Chloe Mumford

Statement of Work (SOW) contracts are immensely helpful for businesses, particularly those that deal with contingent workers. However, writing them can prove to be challenging. You might be unsure whether to invest in a solution that helps you produce effective and legally valid SOWs. Here’s what you should know.

What is a Statement of Work (SOW)?

A Statement of Work is a legally binding contract used to define project-specific activities, timelines, standards, and deliverables for a service provider (i.e., vendor, contractor, agency, freelancer). These are the crucial details about the who, what, where, when, and how much provisioning work into packets of activities.

SOW contracts are growing in popularity because they offer organizations a contractual instrument that frames contractor remuneration based on achieving one or more project outcomes; this is an alternative to paying for hours worked with no liability on the provider to achieve results.

 

The Importance of having a Statement of Work

Adopting SOW guarantees there are no misunderstandings between contractors/vendors and your company.  Additionally, it protects your business from contractors/vendors changing their minds and asking for payment, having claimed they were enlisted for different deliverables, a different timeline, or other details that were perhaps discussed but not formalized. With a Statement of Work, all these details are set out in the contract terms to minimize the chance of miscommunication.

Types of Statement of Work

These 3 are the three most common types of SOW.

Design/Detail Statement of work

This type of SOW describes to the vendor, contractor, or supplier how to complete the job and what procedures to follow. It details the special requirements of a project. This could include identifying exact measurements, the material used, the required tolerances, or quality control requirements. This SOW is recommended for manufacturing or construction jobs, and for government contracts where strict standards are required.

Level of Effort/Time and Materials/Unit Rate Statement of work

These are commonly used by hourly service providers. It’s often viewed as a ‘one-size-fits-all’ SOW type because of its versatility. Simply put, it outlines the timeframe and materials required to complete the job. Overall, it gives a general description of the job to be completed, and what is required to complete the job.

Performance-based Statement of work

Performance-based SOWs set out contract conditions which are measured on a performance-based structure. This means that the equipment is already provided to the contractor, the project goal is supplied, and the desired end results are given. However, it does not tell the contractor how to complete the job. This provides the contractor with a lot of flexibility and autonomy on how to get the job done, emphasizing results over process.

Benefits of using a Statement of work

There are numerous compelling reasons why you should consider getting a tool to help you produce top-tier SOWs, here’s a few.

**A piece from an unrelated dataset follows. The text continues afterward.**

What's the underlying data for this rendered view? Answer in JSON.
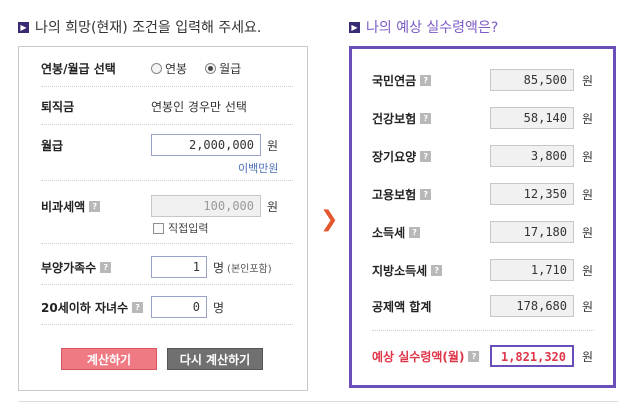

Build trust

SOWs build trust between two parties, as everyone involved knows exactly what is expected of them. In case something goes wrong on either end, both parties are protected. It allows you to build a relationship with the contractor without worrying about breaches in agreement. A statement of work keeps you safe, prevents risk, and keeps each party accountable.

Save time

Having a good SOW contract in place allows negotiations to run more smoothly and stay on top of productivity. Writing it from scratch can prove to be a time-consuming, even risky, activity. Additionally, getting a solution that walks you through each step of creating a SOW saves you a significant amount of time and worry about missing out something important.

Reduce admin

Having a tool that helps you with producing SOWs means your admin team can save valuable time and focus on other duties, such as managing other parts of your business.

Why should you invest in a SOW solution?

Purchasing a tool for streamlining the production of SOWs can be very beneficial for businesses that work with contingent workers (e.g. independent agencies and contractors, freelancers, vendors, etc.) to complete projects. Which is to say, this makes up a significant portion of modern businesses.

Writing up an effective SOW that meets all industry standards can be quite challenging. To prevent misunderstandings, it’s critical to include every project specific detail that could be relevant, such as timeframes, deadlines, deliverables, materials and software/hardware to be used.

It’s an effective way to ensure that the work done meets your expectations and is delivered within an expected timeframe, to your exact standard. A good SOW can assist in building a foundation of trust with your contractor, creating quality long-term business partnerships.